AT THE Skipton auction mart they organise some fun events. I’ve seen plays there, a classical guitar recital and a top class comedian. They clear out the cows first of course. Then they tidy up a bit, put on the heating and the cattle ring becomes a stage.
What I’d never seen until I stood for the elections was a group of politicians being trooped out into the ring to be judged like the cows. It was a fascinating event.
After the livestock left, one by one the parliamentary candidates for Skipton and Ripon were given five minutes to impress the local farmers with their thoughts on the future of the industry.
The attention of the farmers was exceptional. Until the cows left. When the politicians arrived it began to waver a little. Unfortunately this time I was one of them. I can’t claim that the attention span improved much when I spoke. Except, I thought for one thing that did seem of interest: antibiotic resistance.
This is an issue of practicality and it is becoming an increasingly urgent one. Antibiotic resistance is going to put your life, and the life of your children and any animals you care for, at risk unless we do something about it.
The Chief Medical Officer has told us bluntly that: “While a new infectious disease has been discovered nearly every year over the past 30 years, there have been very few new antibiotics developed leaving our armoury nearly empty.”

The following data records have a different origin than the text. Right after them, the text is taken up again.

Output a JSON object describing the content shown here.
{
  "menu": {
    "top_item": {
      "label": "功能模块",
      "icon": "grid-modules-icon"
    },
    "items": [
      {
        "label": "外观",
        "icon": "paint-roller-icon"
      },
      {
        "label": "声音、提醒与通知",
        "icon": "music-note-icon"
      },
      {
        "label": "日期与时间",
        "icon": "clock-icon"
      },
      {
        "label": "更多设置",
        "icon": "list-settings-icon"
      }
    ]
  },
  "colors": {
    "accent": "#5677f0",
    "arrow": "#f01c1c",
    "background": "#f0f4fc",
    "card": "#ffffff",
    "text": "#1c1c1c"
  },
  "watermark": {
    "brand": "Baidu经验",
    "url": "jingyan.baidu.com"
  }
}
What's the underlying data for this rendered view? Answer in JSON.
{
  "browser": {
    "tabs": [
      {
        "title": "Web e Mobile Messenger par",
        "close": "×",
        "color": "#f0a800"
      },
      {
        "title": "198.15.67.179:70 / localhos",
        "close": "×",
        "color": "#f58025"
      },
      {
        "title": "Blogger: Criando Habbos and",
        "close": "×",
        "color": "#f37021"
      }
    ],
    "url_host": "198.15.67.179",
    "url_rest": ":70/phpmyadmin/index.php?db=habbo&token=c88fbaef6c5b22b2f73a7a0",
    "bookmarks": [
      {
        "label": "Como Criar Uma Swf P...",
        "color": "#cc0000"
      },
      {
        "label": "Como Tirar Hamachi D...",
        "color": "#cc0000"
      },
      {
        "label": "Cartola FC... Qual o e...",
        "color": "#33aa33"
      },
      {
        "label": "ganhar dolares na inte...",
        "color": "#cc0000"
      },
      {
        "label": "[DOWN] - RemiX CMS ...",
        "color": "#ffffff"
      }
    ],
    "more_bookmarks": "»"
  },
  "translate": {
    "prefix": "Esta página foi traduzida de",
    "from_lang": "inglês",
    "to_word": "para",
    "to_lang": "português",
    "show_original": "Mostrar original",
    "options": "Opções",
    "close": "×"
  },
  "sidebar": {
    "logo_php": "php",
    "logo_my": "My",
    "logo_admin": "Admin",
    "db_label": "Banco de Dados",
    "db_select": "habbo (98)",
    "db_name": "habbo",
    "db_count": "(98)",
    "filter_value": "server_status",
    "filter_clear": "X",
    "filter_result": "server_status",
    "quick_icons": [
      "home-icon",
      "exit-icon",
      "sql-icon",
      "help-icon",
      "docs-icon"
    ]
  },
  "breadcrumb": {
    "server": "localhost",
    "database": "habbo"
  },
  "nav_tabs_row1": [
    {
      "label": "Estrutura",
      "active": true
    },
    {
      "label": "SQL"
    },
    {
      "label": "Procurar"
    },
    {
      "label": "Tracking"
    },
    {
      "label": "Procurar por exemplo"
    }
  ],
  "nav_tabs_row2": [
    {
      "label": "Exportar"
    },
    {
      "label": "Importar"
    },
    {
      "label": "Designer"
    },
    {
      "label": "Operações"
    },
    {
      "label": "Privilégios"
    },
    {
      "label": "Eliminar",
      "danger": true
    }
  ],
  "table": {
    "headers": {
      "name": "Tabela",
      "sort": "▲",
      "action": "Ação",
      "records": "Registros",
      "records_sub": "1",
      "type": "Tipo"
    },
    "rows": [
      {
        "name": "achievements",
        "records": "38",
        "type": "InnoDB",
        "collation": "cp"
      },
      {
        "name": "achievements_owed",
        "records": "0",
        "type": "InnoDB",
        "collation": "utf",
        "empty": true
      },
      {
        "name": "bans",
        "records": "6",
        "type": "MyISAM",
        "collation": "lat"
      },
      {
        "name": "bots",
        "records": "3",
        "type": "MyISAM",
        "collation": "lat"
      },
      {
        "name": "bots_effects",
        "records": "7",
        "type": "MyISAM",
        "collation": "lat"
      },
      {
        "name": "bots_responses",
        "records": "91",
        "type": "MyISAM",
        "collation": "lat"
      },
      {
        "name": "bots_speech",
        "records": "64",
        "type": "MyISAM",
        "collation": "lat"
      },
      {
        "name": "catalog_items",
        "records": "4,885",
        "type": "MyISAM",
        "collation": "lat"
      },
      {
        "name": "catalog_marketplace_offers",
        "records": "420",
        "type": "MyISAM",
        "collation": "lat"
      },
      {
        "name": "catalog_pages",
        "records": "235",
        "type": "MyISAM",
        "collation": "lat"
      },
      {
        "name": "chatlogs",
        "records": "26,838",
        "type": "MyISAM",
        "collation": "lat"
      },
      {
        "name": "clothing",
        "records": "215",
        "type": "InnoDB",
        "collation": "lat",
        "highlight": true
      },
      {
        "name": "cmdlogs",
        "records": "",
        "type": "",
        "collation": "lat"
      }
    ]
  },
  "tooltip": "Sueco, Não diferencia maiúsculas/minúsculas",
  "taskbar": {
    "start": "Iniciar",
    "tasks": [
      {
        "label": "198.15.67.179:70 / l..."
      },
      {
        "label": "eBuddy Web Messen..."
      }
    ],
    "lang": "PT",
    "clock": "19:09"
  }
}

For agriculture this represents a real crisis. It could be very hard to raise chickens, for example, if it becomes impossible to use antibiotics against outbreaks of diseases. Infection can spread rapidly amongst poultry and it is common to use antibiotics to combat this. There are also circumstances when dairy and beef farmers are grateful for their availability to tackle disease.
But because we have been using them for so long and so widely, bacteria have adapted. It only needs a dose to be delivered for the wrong duration or in the wrong concentrations for some of the bacteria to survive and for those that survive to be the ones that are best at resisting the antibiotic. With each passing year the bacteria that can resist our best antibiotics get more numerous and more widespread. We are now in danger of running to the end of the last forms of effective antibiotics and the next generation of alternative defences isn’t being researched and tested rapidly enough.
Antibiotics are pretty cheap and any alternatives cost a lot to develop and implement with many failures. It takes thousands of blind alleys being explored before the science that actually works is discovered.
We therefore urgently need the government to invest in a major programme of scientific research into alternatives to antibiotics. And when we do get good replacements we are going to need to use them more sparingly - on humans and animals - so that they last longer.
I feel fortunate that I was part of a golden period of history when there was a cure for human TB and I was most unlikely to die from scratching my finger. It seems remarkable that we have taken so little notice of a warning from the Chief Medical Officer that this era is now almost over.
It would be great if all the parties could agree that this is one issue which really does need tackling and which we need to find the money for. If we managed to do that then we could all console ourselves with the thought that our politicians might be boring our farmers to death but at least we weren’t exposing them and their animals to genuinely fatal risks.